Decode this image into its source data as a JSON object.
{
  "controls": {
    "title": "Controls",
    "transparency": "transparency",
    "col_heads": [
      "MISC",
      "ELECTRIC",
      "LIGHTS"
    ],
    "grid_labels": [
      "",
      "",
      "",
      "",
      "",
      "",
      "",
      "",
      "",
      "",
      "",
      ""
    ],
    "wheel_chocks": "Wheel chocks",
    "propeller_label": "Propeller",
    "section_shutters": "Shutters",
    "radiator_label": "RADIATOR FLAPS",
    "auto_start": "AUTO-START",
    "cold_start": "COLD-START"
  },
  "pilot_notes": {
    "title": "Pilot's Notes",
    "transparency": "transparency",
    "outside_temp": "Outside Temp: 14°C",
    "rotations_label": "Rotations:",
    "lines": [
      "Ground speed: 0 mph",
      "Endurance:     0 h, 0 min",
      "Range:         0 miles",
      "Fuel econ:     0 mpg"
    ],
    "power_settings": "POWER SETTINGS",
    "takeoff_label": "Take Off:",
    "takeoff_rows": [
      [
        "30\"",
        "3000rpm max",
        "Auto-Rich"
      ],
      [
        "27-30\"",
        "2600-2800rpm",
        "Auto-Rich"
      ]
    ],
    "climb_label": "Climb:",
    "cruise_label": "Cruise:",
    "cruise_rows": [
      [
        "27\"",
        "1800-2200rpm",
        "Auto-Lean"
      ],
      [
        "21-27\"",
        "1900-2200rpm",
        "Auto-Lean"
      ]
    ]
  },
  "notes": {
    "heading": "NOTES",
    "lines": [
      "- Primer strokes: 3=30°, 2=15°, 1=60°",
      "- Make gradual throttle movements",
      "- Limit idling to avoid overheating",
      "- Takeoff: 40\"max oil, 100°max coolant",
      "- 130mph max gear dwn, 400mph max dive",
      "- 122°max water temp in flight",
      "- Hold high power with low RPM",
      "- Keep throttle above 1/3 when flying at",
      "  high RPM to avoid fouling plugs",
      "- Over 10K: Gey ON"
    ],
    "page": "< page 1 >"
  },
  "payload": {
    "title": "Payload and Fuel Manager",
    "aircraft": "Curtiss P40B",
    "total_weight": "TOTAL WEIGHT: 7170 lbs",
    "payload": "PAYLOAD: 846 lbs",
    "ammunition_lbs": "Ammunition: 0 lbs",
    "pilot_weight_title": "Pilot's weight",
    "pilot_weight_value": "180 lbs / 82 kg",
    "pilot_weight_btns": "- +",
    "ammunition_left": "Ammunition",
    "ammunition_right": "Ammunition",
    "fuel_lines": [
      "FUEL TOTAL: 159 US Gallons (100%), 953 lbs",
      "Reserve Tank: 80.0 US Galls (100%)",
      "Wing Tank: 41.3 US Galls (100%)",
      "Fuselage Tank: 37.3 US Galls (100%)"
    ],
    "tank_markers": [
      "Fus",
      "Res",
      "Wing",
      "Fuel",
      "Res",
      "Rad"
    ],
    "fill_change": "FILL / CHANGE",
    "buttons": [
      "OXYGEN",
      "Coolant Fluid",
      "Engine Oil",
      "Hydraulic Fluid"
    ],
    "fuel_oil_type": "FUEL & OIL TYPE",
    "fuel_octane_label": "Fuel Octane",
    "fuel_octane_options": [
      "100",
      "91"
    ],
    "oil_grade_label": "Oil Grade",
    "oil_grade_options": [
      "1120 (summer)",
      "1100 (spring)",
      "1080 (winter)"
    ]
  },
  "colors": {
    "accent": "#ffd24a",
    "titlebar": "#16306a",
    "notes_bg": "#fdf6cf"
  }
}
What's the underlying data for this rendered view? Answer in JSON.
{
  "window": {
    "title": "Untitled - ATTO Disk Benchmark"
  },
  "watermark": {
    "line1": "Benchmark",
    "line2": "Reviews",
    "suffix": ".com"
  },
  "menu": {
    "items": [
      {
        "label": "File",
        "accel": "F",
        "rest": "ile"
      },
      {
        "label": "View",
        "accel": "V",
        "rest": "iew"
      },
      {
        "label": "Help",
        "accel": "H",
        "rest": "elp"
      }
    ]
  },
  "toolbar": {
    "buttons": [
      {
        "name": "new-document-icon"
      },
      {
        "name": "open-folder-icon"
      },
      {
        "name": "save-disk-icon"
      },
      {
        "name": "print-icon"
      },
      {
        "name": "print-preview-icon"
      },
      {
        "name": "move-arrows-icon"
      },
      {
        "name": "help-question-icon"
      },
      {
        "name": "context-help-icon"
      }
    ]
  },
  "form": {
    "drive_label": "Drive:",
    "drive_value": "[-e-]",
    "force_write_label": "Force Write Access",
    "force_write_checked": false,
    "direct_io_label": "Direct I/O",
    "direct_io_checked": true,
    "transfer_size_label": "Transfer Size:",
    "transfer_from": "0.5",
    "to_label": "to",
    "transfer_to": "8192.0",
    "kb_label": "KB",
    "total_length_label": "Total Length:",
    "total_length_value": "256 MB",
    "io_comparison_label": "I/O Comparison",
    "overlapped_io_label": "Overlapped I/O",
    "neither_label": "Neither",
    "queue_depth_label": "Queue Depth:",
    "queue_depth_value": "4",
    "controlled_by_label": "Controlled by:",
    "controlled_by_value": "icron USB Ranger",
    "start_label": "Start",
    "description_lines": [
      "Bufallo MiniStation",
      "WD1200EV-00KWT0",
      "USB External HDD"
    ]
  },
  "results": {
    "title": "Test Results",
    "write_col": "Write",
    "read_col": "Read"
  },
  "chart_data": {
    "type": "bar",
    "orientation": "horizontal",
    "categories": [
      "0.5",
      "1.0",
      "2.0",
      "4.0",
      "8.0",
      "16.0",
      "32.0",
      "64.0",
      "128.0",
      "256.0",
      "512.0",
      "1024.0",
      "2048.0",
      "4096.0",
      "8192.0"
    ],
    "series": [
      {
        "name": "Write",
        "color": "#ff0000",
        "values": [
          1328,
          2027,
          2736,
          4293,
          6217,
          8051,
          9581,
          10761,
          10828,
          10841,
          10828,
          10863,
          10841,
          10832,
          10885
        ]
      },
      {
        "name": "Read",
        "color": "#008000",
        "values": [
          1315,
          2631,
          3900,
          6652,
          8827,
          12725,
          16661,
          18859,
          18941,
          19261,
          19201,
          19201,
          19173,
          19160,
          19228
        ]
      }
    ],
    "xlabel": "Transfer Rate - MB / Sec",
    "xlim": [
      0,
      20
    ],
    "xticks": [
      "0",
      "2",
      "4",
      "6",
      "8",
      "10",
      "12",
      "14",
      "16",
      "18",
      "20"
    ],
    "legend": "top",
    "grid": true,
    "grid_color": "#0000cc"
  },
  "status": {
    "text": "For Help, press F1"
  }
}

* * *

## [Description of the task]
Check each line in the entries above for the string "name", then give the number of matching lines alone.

## [Response]
10